**What is expected**
Repeat the listing in full, word for word.

**Records supplied**
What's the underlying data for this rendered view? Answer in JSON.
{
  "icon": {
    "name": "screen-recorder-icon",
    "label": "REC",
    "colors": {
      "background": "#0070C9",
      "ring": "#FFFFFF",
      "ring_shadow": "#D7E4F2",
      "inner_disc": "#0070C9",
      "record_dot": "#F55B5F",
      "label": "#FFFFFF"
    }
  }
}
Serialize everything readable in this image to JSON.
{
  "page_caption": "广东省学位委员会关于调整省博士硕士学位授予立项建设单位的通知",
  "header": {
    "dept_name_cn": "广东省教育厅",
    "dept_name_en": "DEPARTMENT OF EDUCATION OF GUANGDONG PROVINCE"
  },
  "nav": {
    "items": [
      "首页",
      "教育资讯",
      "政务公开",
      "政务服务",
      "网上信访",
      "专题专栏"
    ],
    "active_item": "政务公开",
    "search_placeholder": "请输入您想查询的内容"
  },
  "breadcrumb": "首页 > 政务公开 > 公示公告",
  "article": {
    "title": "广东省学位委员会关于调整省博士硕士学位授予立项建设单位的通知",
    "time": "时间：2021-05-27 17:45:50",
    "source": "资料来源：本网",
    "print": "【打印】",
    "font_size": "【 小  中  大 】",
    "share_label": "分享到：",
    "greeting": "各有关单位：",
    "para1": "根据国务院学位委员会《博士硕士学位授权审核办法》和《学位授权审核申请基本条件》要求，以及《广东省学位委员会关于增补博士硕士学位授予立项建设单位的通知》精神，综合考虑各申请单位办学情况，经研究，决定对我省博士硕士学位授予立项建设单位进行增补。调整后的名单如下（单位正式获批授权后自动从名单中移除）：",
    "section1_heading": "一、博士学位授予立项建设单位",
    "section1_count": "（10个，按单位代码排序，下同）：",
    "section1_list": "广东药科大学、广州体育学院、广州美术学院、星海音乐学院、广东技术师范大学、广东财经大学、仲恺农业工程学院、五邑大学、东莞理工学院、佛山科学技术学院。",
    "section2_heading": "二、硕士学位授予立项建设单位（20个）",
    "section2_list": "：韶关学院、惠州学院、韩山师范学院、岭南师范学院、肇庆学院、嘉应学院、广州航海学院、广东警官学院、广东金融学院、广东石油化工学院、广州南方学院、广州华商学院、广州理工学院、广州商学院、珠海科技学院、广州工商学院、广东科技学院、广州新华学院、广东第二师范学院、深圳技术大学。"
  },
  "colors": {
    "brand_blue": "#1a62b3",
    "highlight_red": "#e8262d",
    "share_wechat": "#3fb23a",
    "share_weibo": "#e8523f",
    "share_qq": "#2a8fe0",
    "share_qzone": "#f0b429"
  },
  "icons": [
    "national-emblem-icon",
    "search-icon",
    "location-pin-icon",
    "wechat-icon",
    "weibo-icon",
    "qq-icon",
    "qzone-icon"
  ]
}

**Answer for this exercise**
What's the underlying data for this rendered view? Answer in JSON.
{
  "icon": {
    "name": "screen-recorder-icon",
    "label": "REC",
    "colors": {
      "background": "#0070C9",
      "ring": "#FFFFFF",
      "ring_shadow": "#D7E4F2",
      "inner_disc": "#0070C9",
      "record_dot": "#F55B5F",
      "label": "#FFFFFF"
    }
  }
}
Serialize everything readable in this image to JSON.
{
  "page_caption": "广东省学位委员会关于调整省博士硕士学位授予立项建设单位的通知",
  "header": {
    "dept_name_cn": "广东省教育厅",
    "dept_name_en": "DEPARTMENT OF EDUCATION OF GUANGDONG PROVINCE"
  },
  "nav": {
    "items": [
      "首页",
      "教育资讯",
      "政务公开",
      "政务服务",
      "网上信访",
      "专题专栏"
    ],
    "active_item": "政务公开",
    "search_placeholder": "请输入您想查询的内容"
  },
  "breadcrumb": "首页 > 政务公开 > 公示公告",
  "article": {
    "title": "广东省学位委员会关于调整省博士硕士学位授予立项建设单位的通知",
    "time": "时间：2021-05-27 17:45:50",
    "source": "资料来源：本网",
    "print": "【打印】",
    "font_size": "【 小  中  大 】",
    "share_label": "分享到：",
    "greeting": "各有关单位：",
    "para1": "根据国务院学位委员会《博士硕士学位授权审核办法》和《学位授权审核申请基本条件》要求，以及《广东省学位委员会关于增补博士硕士学位授予立项建设单位的通知》精神，综合考虑各申请单位办学情况，经研究，决定对我省博士硕士学位授予立项建设单位进行增补。调整后的名单如下（单位正式获批授权后自动从名单中移除）：",
    "section1_heading": "一、博士学位授予立项建设单位",
    "section1_count": "（10个，按单位代码排序，下同）：",
    "section1_list": "广东药科大学、广州体育学院、广州美术学院、星海音乐学院、广东技术师范大学、广东财经大学、仲恺农业工程学院、五邑大学、东莞理工学院、佛山科学技术学院。",
    "section2_heading": "二、硕士学位授予立项建设单位（20个）",
    "section2_list": "：韶关学院、惠州学院、韩山师范学院、岭南师范学院、肇庆学院、嘉应学院、广州航海学院、广东警官学院、广东金融学院、广东石油化工学院、广州南方学院、广州华商学院、广州理工学院、广州商学院、珠海科技学院、广州工商学院、广东科技学院、广州新华学院、广东第二师范学院、深圳技术大学。"
  },
  "colors": {
    "brand_blue": "#1a62b3",
    "highlight_red": "#e8262d",
    "share_wechat": "#3fb23a",
    "share_weibo": "#e8523f",
    "share_qq": "#2a8fe0",
    "share_qzone": "#f0b429"
  },
  "icons": [
    "national-emblem-icon",
    "search-icon",
    "location-pin-icon",
    "wechat-icon",
    "weibo-icon",
    "qq-icon",
    "qzone-icon"
  ]
}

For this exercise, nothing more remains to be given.